The shelter should be the very last resort for a pet, a family member.  Stories of a seven year old golden retriever who sheds so the man wants to shoot him now, or the ten year old yellow lab who’s become too aged to play, or the miniature schnauzer who’s nails click too loudly on the hardwood floor are just a couple of the thousands of stories we hear on a daily basis. It is hard to accept irrational behavior from pet owners. Some believe their time is too important to be strapped with such a burden as a four-legged friend. Why are they pet owners in the first place? This is the 10,000 dollar question.  We listen to countless stories, ask a lot of questions, and document everything we can about the pet being surrendered to us, or waiting on our list for a spot to open up within our intake protocol for medical and behavioral assessment. You see, being a “sanctuary” means no-kill, which means we run out of roof real fast. We offer suggestions and guidance to do what we can to retain the pet within the household. We have a behaviorist hotline (570)596-2200 x 118 to help with specific problems; but sometimes the reality is , there is a much better home out there from wince they came; just to find it, and find it quickly. That’s where I come in; discovering more ways to gain our beloved animals’ visibility to the public. If your friend or neighbor is entertaining the idea of adding a new member to the family, please urge them to try their local animal shelter first.
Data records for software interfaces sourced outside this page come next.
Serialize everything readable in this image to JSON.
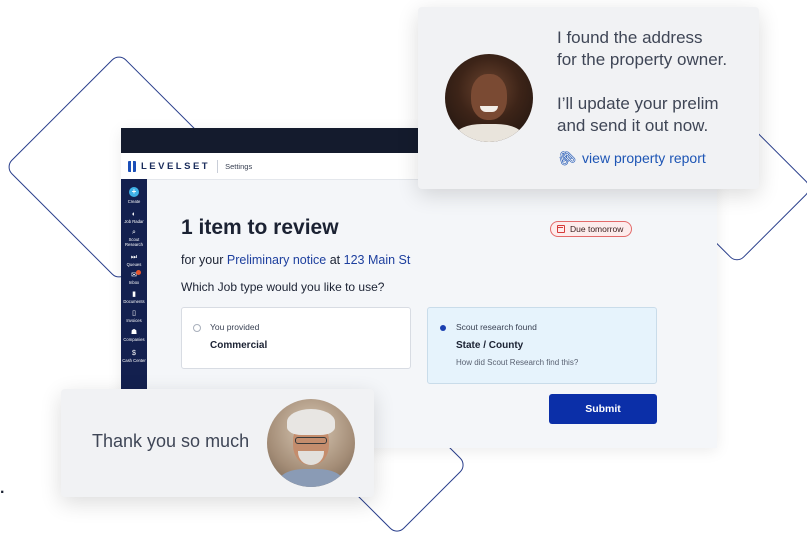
{
  "app": {
    "brand": "LEVELSET",
    "header_section": "Settings",
    "sidebar": {
      "items": [
        {
          "label": "Create",
          "icon": "plus-icon",
          "glyph": "+"
        },
        {
          "label": "Job Radar",
          "icon": "radar-icon",
          "glyph": "◐"
        },
        {
          "label": "Scout Research",
          "icon": "search-icon",
          "glyph": "⌕"
        },
        {
          "label": "Queues",
          "icon": "queue-icon",
          "glyph": "⏭"
        },
        {
          "label": "Inbox",
          "icon": "inbox-icon",
          "glyph": "✉"
        },
        {
          "label": "Documents",
          "icon": "document-icon",
          "glyph": "▮"
        },
        {
          "label": "Invoices",
          "icon": "invoice-icon",
          "glyph": "▯"
        },
        {
          "label": "Companies",
          "icon": "companies-icon",
          "glyph": "☗"
        },
        {
          "label": "Cash Center",
          "icon": "dollar-icon",
          "glyph": "$"
        }
      ]
    },
    "review": {
      "title": "1 item to review",
      "due_label": "Due tomorrow",
      "subtitle_prefix": "for your",
      "document_link": "Preliminary notice",
      "subtitle_mid": "at",
      "address_link": "123 Main St",
      "question": "Which Job type would you like to use?",
      "option_provided": {
        "label": "You provided",
        "value": "Commercial",
        "selected": false
      },
      "option_scout": {
        "label": "Scout research found",
        "value": "State / County",
        "link": "How did Scout Research find this?",
        "selected": true
      },
      "submit_label": "Submit"
    }
  },
  "chat_top": {
    "line1": "I found the address",
    "line2": "for the property owner.",
    "line3": "I’ll update your prelim",
    "line4": "and send it out now.",
    "link": "view property report"
  },
  "chat_bottom": {
    "text": "Thank you so much"
  },
  "stray_text": ".",
  "colors": {
    "primary_button": "#0b2fa8",
    "sidebar": "#13204f",
    "link": "#1d55b5",
    "due_border": "#e36a6a",
    "selected_card_bg": "#e6f3fc"
  }
}
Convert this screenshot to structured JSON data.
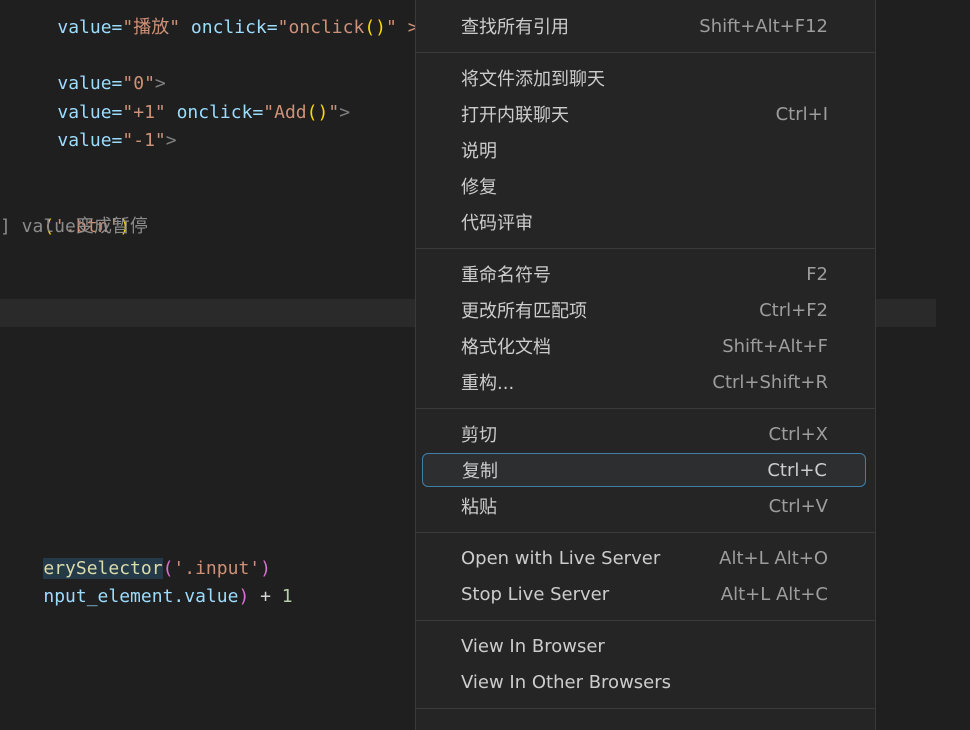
{
  "editor": {
    "line0": {
      "a": "value=",
      "b": "\"播放\"",
      "c": " onclick=",
      "d": "\"onclick",
      "e": "()",
      "f": "\" >"
    },
    "line1": {
      "a": "value=",
      "b": "\"0\"",
      "c": ">"
    },
    "line2": {
      "a": "value=",
      "b": "\"+1\"",
      "c": " onclick=",
      "d": "\"Add",
      "e": "()",
      "f": "\"",
      "g": ">"
    },
    "line3": {
      "a": "value=",
      "b": "\"-1\"",
      "c": ">"
    },
    "line4": {
      "a": "(",
      "b": "'.btn'",
      "c": ")"
    },
    "line5": {
      "text": "] value变成暂停"
    },
    "line6": {
      "a": "erySelector",
      "b": "(",
      "c": "'.input'",
      "d": ")"
    },
    "line7": {
      "a": "nput_element.value",
      "b": ")",
      "c": " + ",
      "d": "1"
    }
  },
  "menu": {
    "items": [
      {
        "label": "查找所有引用",
        "shortcut": "Shift+Alt+F12"
      },
      {
        "label": "将文件添加到聊天",
        "shortcut": ""
      },
      {
        "label": "打开内联聊天",
        "shortcut": "Ctrl+I"
      },
      {
        "label": "说明",
        "shortcut": ""
      },
      {
        "label": "修复",
        "shortcut": ""
      },
      {
        "label": "代码评审",
        "shortcut": ""
      },
      {
        "label": "重命名符号",
        "shortcut": "F2"
      },
      {
        "label": "更改所有匹配项",
        "shortcut": "Ctrl+F2"
      },
      {
        "label": "格式化文档",
        "shortcut": "Shift+Alt+F"
      },
      {
        "label": "重构...",
        "shortcut": "Ctrl+Shift+R"
      },
      {
        "label": "剪切",
        "shortcut": "Ctrl+X"
      },
      {
        "label": "复制",
        "shortcut": "Ctrl+C"
      },
      {
        "label": "粘贴",
        "shortcut": "Ctrl+V"
      },
      {
        "label": "Open with Live Server",
        "shortcut": "Alt+L Alt+O"
      },
      {
        "label": "Stop Live Server",
        "shortcut": "Alt+L Alt+C"
      },
      {
        "label": "View In Browser",
        "shortcut": ""
      },
      {
        "label": "View In Other Browsers",
        "shortcut": ""
      }
    ]
  }
}
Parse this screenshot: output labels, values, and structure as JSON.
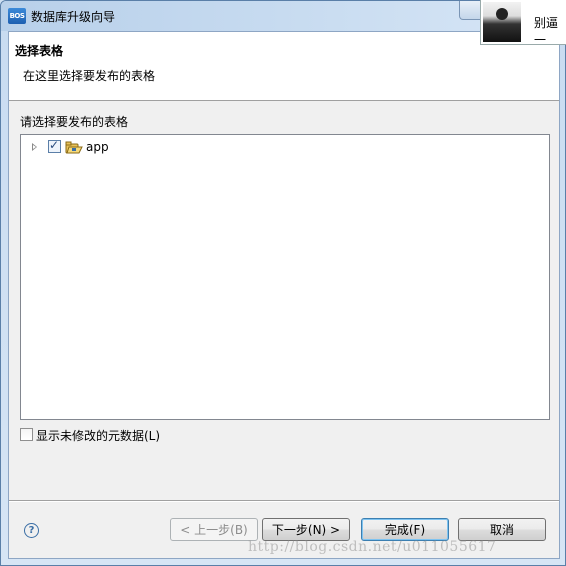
{
  "window": {
    "title": "数据库升级向导",
    "app_icon_text": "BOS"
  },
  "popup": {
    "text": "别逼一"
  },
  "header": {
    "title": "选择表格",
    "description": "在这里选择要发布的表格"
  },
  "tree_section": {
    "label": "请选择要发布的表格",
    "items": [
      {
        "label": "app",
        "checked": true,
        "icon": "database-folder-icon"
      }
    ]
  },
  "options": {
    "show_unmodified_label": "显示未修改的元数据(L)",
    "show_unmodified_checked": false
  },
  "buttons": {
    "prev": "< 上一步(B)",
    "next": "下一步(N) >",
    "finish": "完成(F)",
    "cancel": "取消"
  },
  "watermark": "http://blog.csdn.net/u011055617"
}
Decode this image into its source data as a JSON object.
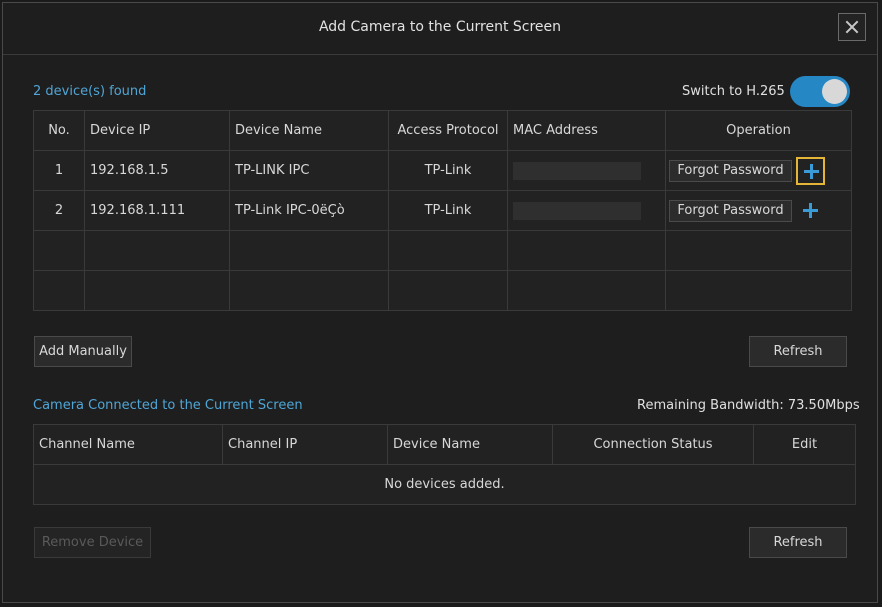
{
  "dialog": {
    "title": "Add Camera to the Current Screen"
  },
  "discovery": {
    "found_label": "2 device(s) found",
    "switch_label": "Switch to H.265",
    "switch_on": true,
    "columns": [
      "No.",
      "Device IP",
      "Device Name",
      "Access Protocol",
      "MAC Address",
      "Operation"
    ],
    "rows": [
      {
        "no": "1",
        "ip": "192.168.1.5",
        "name": "TP-LINK IPC",
        "protocol": "TP-Link",
        "forgot": "Forgot Password"
      },
      {
        "no": "2",
        "ip": "192.168.1.111",
        "name": "TP-Link IPC-0ëÇò",
        "protocol": "TP-Link",
        "forgot": "Forgot Password"
      }
    ],
    "add_manually": "Add Manually",
    "refresh": "Refresh"
  },
  "connected": {
    "label": "Camera Connected to the Current Screen",
    "bandwidth": "Remaining Bandwidth: 73.50Mbps",
    "columns": [
      "Channel Name",
      "Channel IP",
      "Device Name",
      "Connection Status",
      "Edit"
    ],
    "empty": "No devices added.",
    "remove": "Remove Device",
    "refresh": "Refresh"
  },
  "colors": {
    "accent": "#4fa6d6",
    "toggle": "#2587c4",
    "focus": "#e4b536"
  }
}
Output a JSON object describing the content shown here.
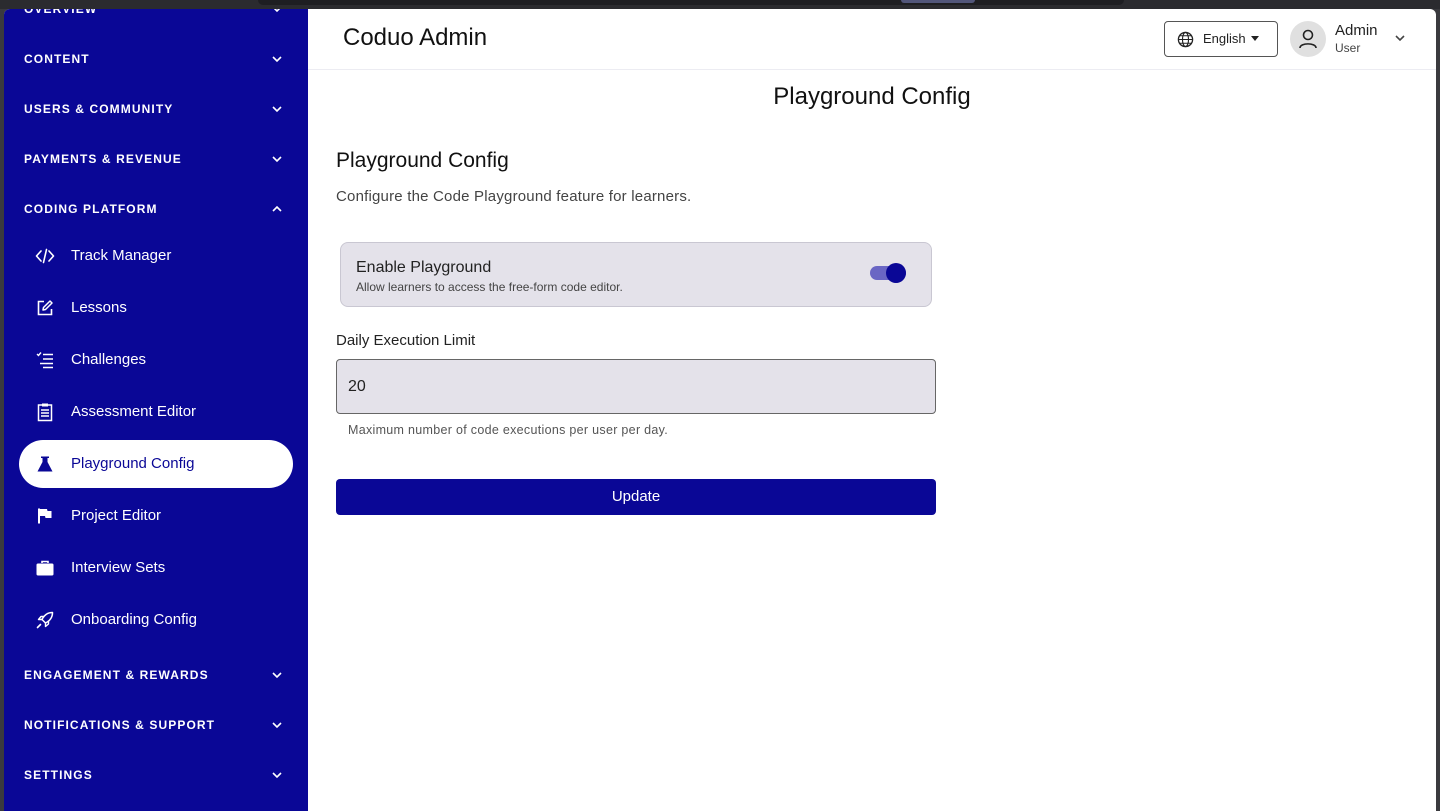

There are thousands of thrown away animals just craving a new, loving home. All ACS animals undergo excellent medical care to get them in tip top shape for the next chapter in their lives. No animal is placed or adopted without being spayed/neutered, up to date on their shots, and micro chipped.

It was a rewarding year. ACS Wellsboro adopted 147 pets in 2012, and 15 so far this year. Since the inception of our Community Care Clinic-West, we have performed spay/neuter surgery on 272 cats and administered 418 rabies vaccines.  Our low cost spay &/or neuter surgery prices for cats is $40, and we often have specials running depending on the month. Starting March 14th, we will be offering low cost spay/neuter surgery for dogs, too! (Excluding super giant breeds.) On Valentine’s Day we are offering $5 Rabies vaccines from 2 pm to 5pm. First come, first served. March 23rd, we are offering a micro chip clinic at Tractor Supply in Mansfield. $25 per chip; cats or dogs. 10 am to 2 pm. And please save the date for Wine & Whiskers, July 20thfrom 5pm to 8pm…an adult wine tasting, auction bidding, fun way to spend a summer’s eve.  The Callahan Brothers Band will be performing as you taste offerings from both Keuka Lake Vineyards of Hammondsport, NY  and Shade Mountain Winery of Middleburg, PA. Tickets are on sale now $35.00 pp athttp://www.animalcaresanctuary.org.

A sanctuary is just that; a kind, loving, caring place that is a safe haven for the discarded, the stricken, and the unfortunate. Many times the “unfortunate” are actually very fortunate to be safe with us, and loved by us. It is a place where caring people gather to share a passion in giving back to a cause they believe in. It is a place that is typically full, requires a lot of funding, does without, or puts bandages on elderly equipment to get by. It is a place that relies on and receives many, many donations from extraordinarily generous people; animal-loving people who see the big picture for the greater good of all animals; animals, who by no fault of their own, end up here. It is a place where the animals hold all the power, and where they are given a voice. We invite you all to come to Animal Care Sanctuary. Meet all our residents. Look around. Talk to the staff, the volunteers, the visiting school groups, scouting troops, our clinical harpist who plays for our post-op patients, the disabled man who is holding his first kitten, the high school senior completing her outreach project. Learn what goes on here…it is truly eye-opening, and it is my privilege to be part of ACS.